Every year, marketers create a budget and events calendar and, every year, they ask the same questions. “What was the ROI on that event? How can we be sure? Should we sponsor it again?”
Unfortunately, for far too many marketers at organizations of all sizes, this question is difficult or, even worse, impossible to answer. The challenge isn’t the question itself, which is just a matter of comparing costs and benefits. The hard part is that event marketers have to answer the question with patchy, incomplete data.
Events & meetings move fast
The events in question were fast-paced, with multiple activity streams, and they’ve also long since ended. There is no practical way to go back and recapture that lost data. How did this happen? Most tools just aren’t designed to capture event ROI data in the moment. That data simply flies through the fast-paced, multiple activity streams of offline, face-to-face events and meetings unrecorded.
When it comes to managing and executing events – from trade shows to sponsorships to corporate meetings – there are multiple activity streams and pockets of relevant data, which makes it hard to aggregate and collect the numbers in a single spreadsheet.
Data capture is the most difficult in the field, where vendors and reps add complexity to the process and new lines of communication. Here’s just few examples of the different types of cost and benefit data points you need to evaluate an event’s true ROI.
The R in event ROI
- Sales from opportunities won onsite, usually smaller sized deals
- Customer Meetings that move deals forward, both on the schedule and impromptu hallway conversations
- Leads from check-ins, badge scans, business cards or even conversations at Starbucks
- Attendees from registration lists and private party RSVPs
- Survey Results from attendees and staff
- Website Visits from attendees and online visitors
- Impressions from experiences, product samples, collateral and signage
- Mentions from the press and social media
The I in event ROI
- Invoices from venues, contractors, exhibitor/sponsor sales and setup
- Credit Card charges from printing and shipping collateral and swag
- Expense Reports from sales rep travel, hotels and dining
- Opportunity Cost… is this event the best use of everyone’s time?
While it’s theoretically possible for marketers to go back and manually compile all this data retroactively, in practice, it never happens.
For active field marketers especially, there’s always another event around the corner, another speaker or sales rep who needs a hotel booking or to be reminded of a confirmation number. And the show must go on, whether or not the data capture was complete, or even sufficient, from the last event.
Event marketers need a way to collect and store all this concrete data, both costs and benefits, closer to the source, closer to whoever created or modified it and when they did so. Ideally a way to compile all this data with those collaborators, but easy enough that they will actually do it.
Wait a minute... what about sales opps after the event?
Many marketers struggle with the basics, just getting all the leads and meetings from the event into their CRM.
Meanwhile some of the biggest ROI from events are later conversions.

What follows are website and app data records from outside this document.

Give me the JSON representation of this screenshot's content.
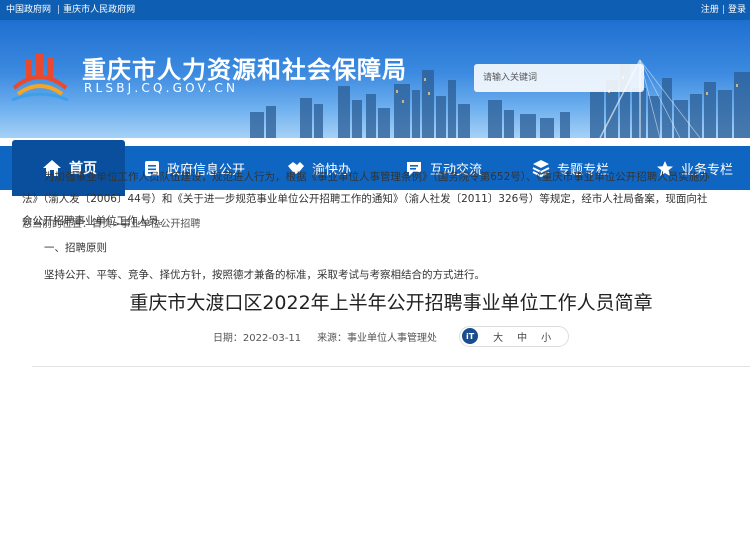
{
  "topbar": {
    "links": [
      "中国政府网",
      "重庆市人民政府网"
    ],
    "register": "注册",
    "login": "登录"
  },
  "header": {
    "title": "重庆市人力资源和社会保障局",
    "domain": "RLSBJ.CQ.GOV.CN",
    "search_placeholder": "请输入关键词"
  },
  "nav": {
    "items": [
      {
        "label": "首页",
        "icon": "home-icon"
      },
      {
        "label": "政府信息公开",
        "icon": "document-icon"
      },
      {
        "label": "渝快办",
        "icon": "handshake-icon"
      },
      {
        "label": "互动交流",
        "icon": "chat-icon"
      },
      {
        "label": "专题专栏",
        "icon": "layers-icon"
      },
      {
        "label": "业务专栏",
        "icon": "star-icon"
      }
    ]
  },
  "breadcrumb": {
    "prefix": "您当前的位置：",
    "home": "首页",
    "sep": ">",
    "current": "事业单位公开招聘"
  },
  "article": {
    "title": "重庆市大渡口区2022年上半年公开招聘事业单位工作人员简章",
    "date": "日期：2022-03-11",
    "source": "来源：事业单位人事管理处",
    "font_icon": "iT",
    "font_sizes": [
      "大",
      "中",
      "小"
    ],
    "paragraph1": "为加强事业单位工作人员队伍建设，规范进人行为，根据《事业单位人事管理条例》（国务院令第652号）、《重庆市事业单位公开招聘人员实施办法》（渝人发〔2006〕44号）和《关于进一步规范事业单位公开招聘工作的通知》（渝人社发〔2011〕326号）等规定，经市人社局备案，现面向社会公开招聘事业单位工作人员。",
    "heading1": "一、招聘原则",
    "paragraph2": "坚持公开、平等、竞争、择优方针，按照德才兼备的标准，采取考试与考察相结合的方式进行。"
  },
  "colors": {
    "nav_blue": "#0f66c2",
    "nav_active": "#0a4f9d",
    "topbar_blue": "#0e5fb4"
  }
}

To truly track event ROI, event data needs to sync with systems of records, like CRM or POS systems, so that marketers can track and analyze opportunities created and closed downstream.
In Salesforce CRM, marketers should set up Campaigns for every event and track the Influence of each event and meeting in closing the deal. Calculating Influence isn't hard (Salesforce does it out-of-the-box), but you will need the data captured and categorized correctly.
With all the event costs and benefits tracked, and the delayed conversions attributed correctly, event marketers know how to make the right decisions – based on true event ROI, not guesses.
The hidden cost of poor data capture
Understanding and calculating event ROI isn’t impossible. Actually, it is quite simple – IF you have the data readily available. The real challenge lies not with the decision modeling, but with capturing the data in the first place.
The cost of poor data capture is huge. A single sponsorship or exhibit can cost a high percentage of a small company's marketing budget or run into the millions for an enterprise. Poor data capture is typically an organizational issue, not just isolated to a single event. The more events a team does, the greater the risk that data capture issues are leading to suboptimal marketing outcomes and wasting resources, from direct costs to executive time.
Fortunately, executives are starting to see the hidden cost of poor data capture and empower marketing teams with the right tools. Truly innovative marketing teams can leverage a holistic, collaborative event marketing platform to automate data capture for all the costs and benefits.